Have you ever been to a Brazilian steakhouse? If you haven’t, you are missing out on the most amazing (and naturally gluten-free) bread ever. It’s called pão de queijo, and it’s made with lots of cheese. If that hasn’t got you dying to try it yet, I should also say that it’s chewy, soft, and so deliciously flavorful. It’s happens to be really easy, as well.
I am not a huge meat-eater. I like it, but I never get my money’s worth at Brazilian steakhouses. We have been to a few over the years for BC’s birthday in New York, DC, and here in CA. He loves meat. When you sit down at the steakhouse (at least the ones we have been here in the US), they give you a coaster that is green on one side and red on the other. When you set your coaster to green, the roving servers bring by different platters of meat and you can get as much as you want. I like this part because I am a total sampler. I can’t eat a ton of meat, but I can taste a little sliver of each kind! When you set your coaster to red, they take mercy on you and stop tempting you with all the meat. They usually have about six or more different kinds of meat, so it’s wise to pace yourself.
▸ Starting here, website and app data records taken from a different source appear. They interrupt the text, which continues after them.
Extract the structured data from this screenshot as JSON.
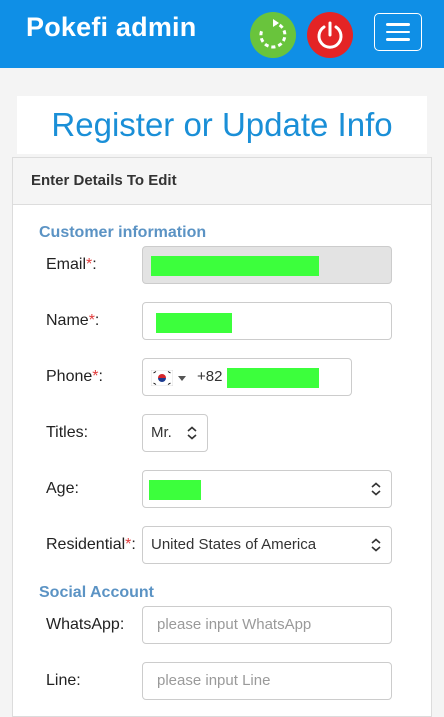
{
  "header": {
    "brand": "Pokefi admin",
    "refresh_icon": "refresh-icon",
    "power_icon": "power-icon",
    "menu_icon": "hamburger-menu-icon",
    "bar_color": "#0f8fe6"
  },
  "page": {
    "title": "Register or Update Info"
  },
  "panel": {
    "heading": "Enter Details To Edit"
  },
  "customer_section": {
    "title": "Customer information",
    "email": {
      "label": "Email",
      "required": "*",
      "suffix": ":"
    },
    "name": {
      "label": "Name",
      "required": "*",
      "suffix": ":"
    },
    "phone": {
      "label": "Phone",
      "required": "*",
      "suffix": ":",
      "prefix": "+82",
      "flag_icon": "south-korea-flag-icon"
    },
    "titles": {
      "label": "Titles:",
      "value": "Mr."
    },
    "age": {
      "label": "Age:"
    },
    "residential": {
      "label": "Residential",
      "required": "*",
      "suffix": ":",
      "value": "United States of America"
    }
  },
  "social_section": {
    "title": "Social Account",
    "whatsapp": {
      "label": "WhatsApp:",
      "placeholder": "please input WhatsApp"
    },
    "line": {
      "label": "Line:",
      "placeholder": "please input Line"
    }
  }
}
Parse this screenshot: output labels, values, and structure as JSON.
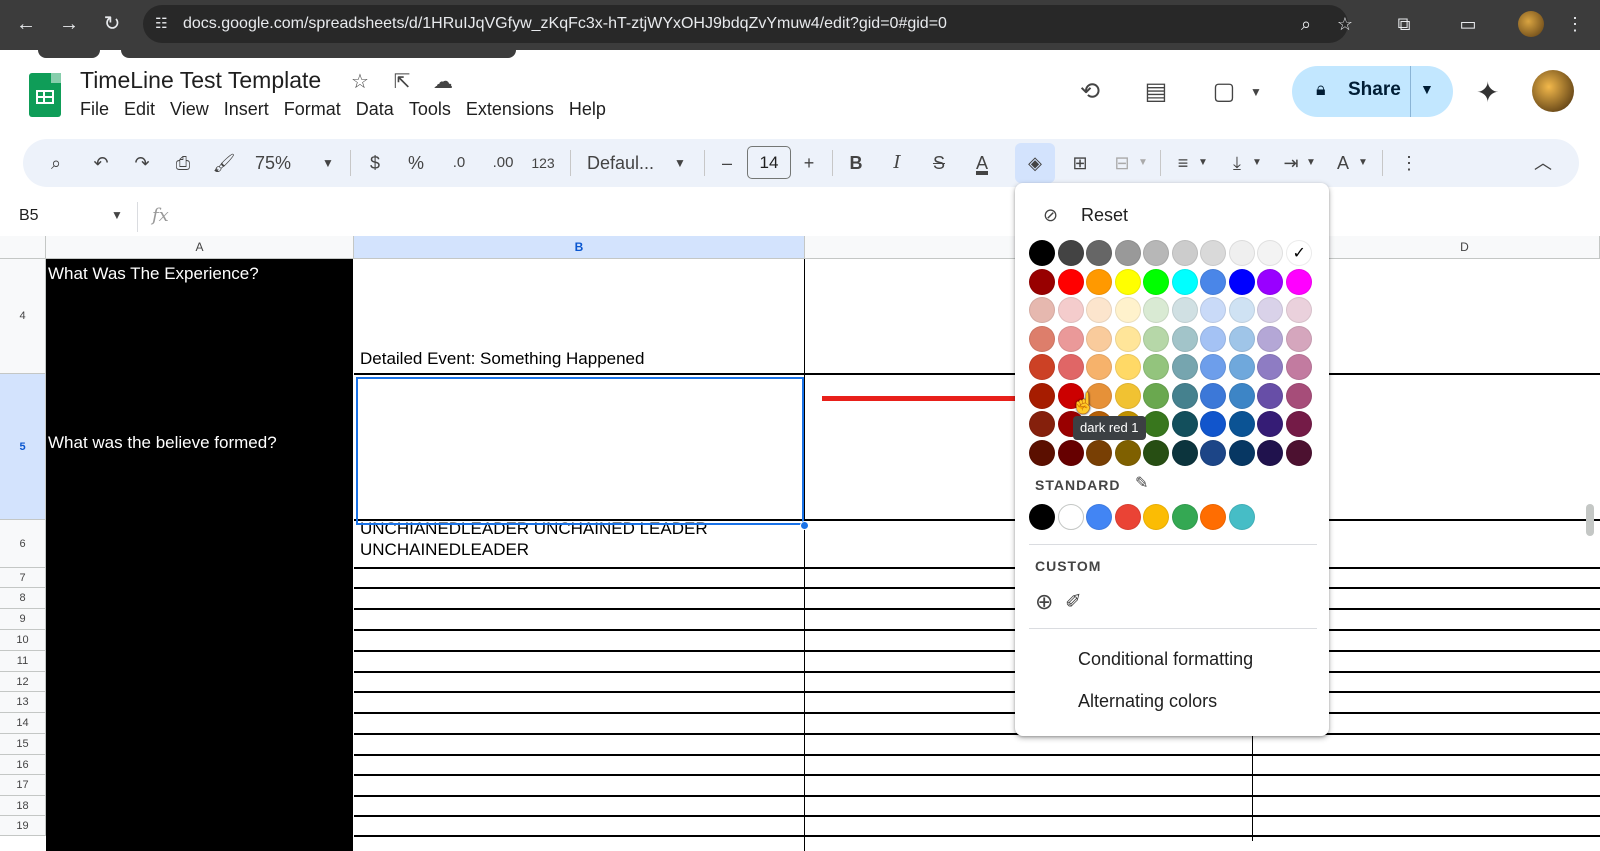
{
  "browser": {
    "url": "docs.google.com/spreadsheets/d/1HRuIJqVGfyw_zKqFc3x-hT-ztjWYxOHJ9bdqZvYmuw4/edit?gid=0#gid=0"
  },
  "doc": {
    "title": "TimeLine Test Template"
  },
  "menubar": [
    "File",
    "Edit",
    "View",
    "Insert",
    "Format",
    "Data",
    "Tools",
    "Extensions",
    "Help"
  ],
  "share": {
    "label": "Share"
  },
  "toolbar": {
    "zoom": "75%",
    "currency": "$",
    "percent": "%",
    "decrease_decimal": ".0",
    "increase_decimal": ".00",
    "number_format": "123",
    "font": "Defaul...",
    "font_size": "14",
    "minus": "–",
    "plus": "+",
    "bold": "B",
    "italic": "I",
    "text_color_glyph": "A"
  },
  "formula_bar": {
    "name_box": "B5",
    "fx": "fx"
  },
  "grid": {
    "columns": [
      "A",
      "B",
      "D"
    ],
    "selected_column": "B",
    "rows": [
      "4",
      "5",
      "6",
      "7",
      "8",
      "9",
      "10",
      "11",
      "12",
      "13",
      "14",
      "15",
      "16",
      "17",
      "18",
      "19"
    ],
    "selected_row": "5",
    "cells": {
      "A4": "What Was The Experience?",
      "A5": "What was the believe formed?",
      "B4": "Detailed Event: Something Happened",
      "B6_line1": "UNCHIANEDLEADER   UNCHAINED LEADER",
      "B6_line2": "UNCHAINEDLEADER"
    }
  },
  "color_menu": {
    "reset_label": "Reset",
    "palette": [
      [
        "#000000",
        "#434343",
        "#666666",
        "#999999",
        "#b7b7b7",
        "#cccccc",
        "#d9d9d9",
        "#efefef",
        "#f3f3f3",
        "#ffffff"
      ],
      [
        "#980000",
        "#ff0000",
        "#ff9900",
        "#ffff00",
        "#00ff00",
        "#00ffff",
        "#4a86e8",
        "#0000ff",
        "#9900ff",
        "#ff00ff"
      ],
      [
        "#e6b8af",
        "#f4cccc",
        "#fce5cd",
        "#fff2cc",
        "#d9ead3",
        "#d0e0e3",
        "#c9daf8",
        "#cfe2f3",
        "#d9d2e9",
        "#ead1dc"
      ],
      [
        "#dd7e6b",
        "#ea9999",
        "#f9cb9c",
        "#ffe599",
        "#b6d7a8",
        "#a2c4c9",
        "#a4c2f4",
        "#9fc5e8",
        "#b4a7d6",
        "#d5a6bd"
      ],
      [
        "#cc4125",
        "#e06666",
        "#f6b26b",
        "#ffd966",
        "#93c47d",
        "#76a5af",
        "#6d9eeb",
        "#6fa8dc",
        "#8e7cc3",
        "#c27ba0"
      ],
      [
        "#a61c00",
        "#cc0000",
        "#e69138",
        "#f1c232",
        "#6aa84f",
        "#45818e",
        "#3c78d8",
        "#3d85c6",
        "#674ea7",
        "#a64d79"
      ],
      [
        "#85200c",
        "#990000",
        "#b45f06",
        "#bf9000",
        "#38761d",
        "#134f5c",
        "#1155cc",
        "#0b5394",
        "#351c75",
        "#741b47"
      ],
      [
        "#5b0f00",
        "#660000",
        "#783f04",
        "#7f6000",
        "#274e13",
        "#0c343d",
        "#1c4587",
        "#073763",
        "#20124d",
        "#4c1130"
      ]
    ],
    "checked_color": "#ffffff",
    "tooltip": "dark red 1",
    "standard_label": "STANDARD",
    "standard_colors": [
      "#000000",
      "#ffffff",
      "#4285f4",
      "#ea4335",
      "#fbbc04",
      "#34a853",
      "#ff6d01",
      "#46bdc6"
    ],
    "custom_label": "CUSTOM",
    "conditional_formatting": "Conditional formatting",
    "alternating_colors": "Alternating colors"
  }
}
I, however, have a hard time pacing myself when it comes to this delicious bread they start you off with at the table. When BC discovered he had to be gluten-free a few years ago and we then discovered this bread was naturally gluten-free, it was like he hit the lotto. He was never usually a big bread person, but I swear I saw him eat five of these little rolls before the meat guys even came by our table.
The bread is traditionally made with sour cassava flour (also called sour tapicoa flour). It’s hard to find in stores here in the US, but easy to find on Amazon. However, I decided to use regular tapioca flour, which is readily available at every supermarket near me (Bob’s Red Mill is the brand I found). I knew the bread would lack a little bit of that sour flavor, but I didn’t miss it.
The star here is lots of cheese. I used a combination of queso fresco (a mild, crumbly farmers cheese) and parmesan. Have you tried queso fresco? It was tough to find when I lived on the east coast, but readily available in southern CA. I love it on tacos or this cheese enchilada salad.
The dough is very thick, so I found it easiest to use my stand mixer.
The aforementioned stickiness also makes the dough a little bit annoying to handle, so I used an ice cream scoop to portion out the rolls.
After 25-30 minutes in the oven, the balls of dough come out all puffed up, light, and with just the slightest bit of crunch on the outside.
The inside is hollow, so it’s really easy to eat a bunch of these at once. Whoops.
I will be making these a lot more from now on. There are endless options. Pepperjack-jalapeño? Maybe cheddar with crumbled bacon?
- 1/3 cup canola/vegetable oil
- 2/3 cup milk
- 1 1/2 cups tapioca flour (180 g)
- 1 tsp kosher salt
- 1 large egg
- 1/4 cup Parmesan cheese, shredded (20 g)
- 1/3 cup queso fresco, shredded (45 g)
- Preheat the oven to 350°F. Line a baking sheet with parchment paper.
- In a small saucepan, stir together oil, milk, and salt. Over medium heat, whisk and bring to a gentle boil. Remove from heat immediately.
- Add tapioca flour to the liquid and stir until thoroughly combined and no dry flour remains.
- Add the dough to the bowl of a stand mixer. Mix the dough at medium-low speed for 2-3 minutes. Dough should be just lukewarm at this point. If not, let cool for a few minutes more.
- With the mixer on medium-low beat the egg into the dough. Scrape down the sides and add in cheese. Continue beating on medium-low until fully-combined.
- Using an ice cream scoop, placed rounded mounds of the dough onto the parchment-lined baking sheet. Wet the ice cream scoop if dough starts to stick.
- Bake for 25-30 minutes, or until rolls start to brown slightly. Remove from oven and eat while rolls are still warm.
- Use whole or 2% milk.